Supplied records:
Start of Block
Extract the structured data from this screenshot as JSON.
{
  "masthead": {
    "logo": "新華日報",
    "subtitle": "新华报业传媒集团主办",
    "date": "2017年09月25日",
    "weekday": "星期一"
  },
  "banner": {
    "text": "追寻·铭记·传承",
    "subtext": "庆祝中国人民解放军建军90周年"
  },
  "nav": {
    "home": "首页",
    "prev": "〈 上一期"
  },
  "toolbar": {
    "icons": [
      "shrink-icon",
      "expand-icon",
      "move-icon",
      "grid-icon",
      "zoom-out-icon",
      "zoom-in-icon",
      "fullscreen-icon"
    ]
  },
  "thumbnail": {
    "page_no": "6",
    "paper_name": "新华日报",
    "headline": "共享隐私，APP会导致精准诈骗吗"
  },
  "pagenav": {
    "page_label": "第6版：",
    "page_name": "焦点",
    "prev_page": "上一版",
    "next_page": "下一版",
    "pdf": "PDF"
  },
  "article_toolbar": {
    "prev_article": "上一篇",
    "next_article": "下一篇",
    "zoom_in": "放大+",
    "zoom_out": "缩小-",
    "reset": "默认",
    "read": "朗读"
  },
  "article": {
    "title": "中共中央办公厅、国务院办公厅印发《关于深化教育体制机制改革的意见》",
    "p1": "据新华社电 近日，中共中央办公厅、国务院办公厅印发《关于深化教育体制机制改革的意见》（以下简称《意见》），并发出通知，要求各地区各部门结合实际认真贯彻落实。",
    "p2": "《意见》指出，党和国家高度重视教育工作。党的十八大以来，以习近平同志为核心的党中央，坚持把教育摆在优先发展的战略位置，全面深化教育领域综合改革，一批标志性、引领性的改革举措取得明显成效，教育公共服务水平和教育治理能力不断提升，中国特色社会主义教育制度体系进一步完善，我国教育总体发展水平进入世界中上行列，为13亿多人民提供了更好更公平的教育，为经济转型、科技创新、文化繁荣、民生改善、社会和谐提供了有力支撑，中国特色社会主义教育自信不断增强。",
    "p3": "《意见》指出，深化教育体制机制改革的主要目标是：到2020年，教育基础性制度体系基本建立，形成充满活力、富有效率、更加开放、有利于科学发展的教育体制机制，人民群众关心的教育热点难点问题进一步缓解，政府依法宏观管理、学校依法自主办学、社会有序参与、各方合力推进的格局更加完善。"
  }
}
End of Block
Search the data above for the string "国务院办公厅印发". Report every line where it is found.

    "title": "中共中央办公厅、国务院办公厅印发《关于深化教育体制机制改革的意见》",
    "p1": "据新华社电 近日，中共中央办公厅、国务院办公厅印发《关于深化教育体制机制改革的意见》（以下简称《意见》），并发出通知，要求各地区各部门结合实际认真贯彻落实。",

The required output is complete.